National Crime Agency
Printable version

Former political party campaign manager guilty of online child sexual abuse offences

A former campaign manager for the Conservative Party has admitted online child sexual abuse offences, after a National Crime Agency (NCA) investigation

On Friday 24 July, Mark Lerigo, 49, of Coventry, pleaded guilty at Warwick Crown Court to distributing indecent images of children (IIOC), three counts of making IIOC, one count of possessing extreme pornography involving animals, one count of possessing prohibited images of children and one count of publishing an obscene article.

NCA officers arrested Lerigo in November 2018. As well as the images, investigators found a WhatsApp chat with another offender discussing the sexual abuse of children.

Lerigo had an iPad which contained a total of 1,005 illegal images including 146 category A (the most serious) abuse pictures of children, and 258 images of extreme pornography.

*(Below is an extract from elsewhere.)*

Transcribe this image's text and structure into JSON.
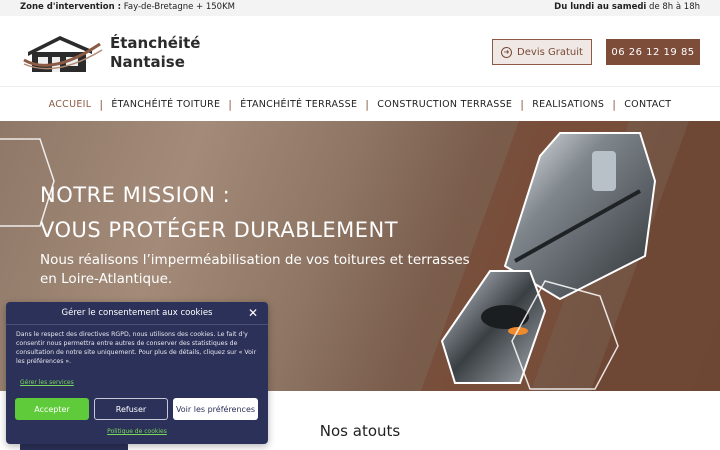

He also had a laptop which contained evidence of a total of 414 illegal images – including 59 category A images.

He will be sentenced on 21 August.

Graham Ellis, NCA operations manager, said: “Offenders who view indecent images are fuelling more and more sexual abuse of children.

“Every time an abuse image is shared or viewed the child is revictimised.

“Child sexual abuse is a priority threat for the NCA. It doesn’t matter what walk of life an offender is from, we will do everything in our power to catch them.”

The NCA is responsible for developing the threat assessment for child sexual abuse (CSA) in the UK and orchestrating the response to it.

As well as conducting its own investigations, the NCA is responsible for developing intelligence around cases and sharing them with policing partners for individual forces to investigate.

Between the start of the coronavirus lockdown on 23 March and 19 July, the NCA developed and disseminated 5,707 online CSA packages to UK policing.

During this time the agency has arrested 62 CSA offenders and safeguarded or protected 147 children.

At the start of lockdown the NCA launched its #OnlineSafetyAtHome campaign in response to the threat from CSA, to reach those most at risk. Resources aimed at parents, carers and children have now been downloaded nearly 450,000 times.

Child protection charity the Lucy Faithfull Foundation runs the Stop It Now! helpline which offers confidential advice to anyone concerned about their own or someone else’s behaviour towards children.

If you are concerned a crime has been committed against a child contact your local police. For child safety advice visit

Channel website:

Original article link:

Share this article

Latest News from
National Crime Agency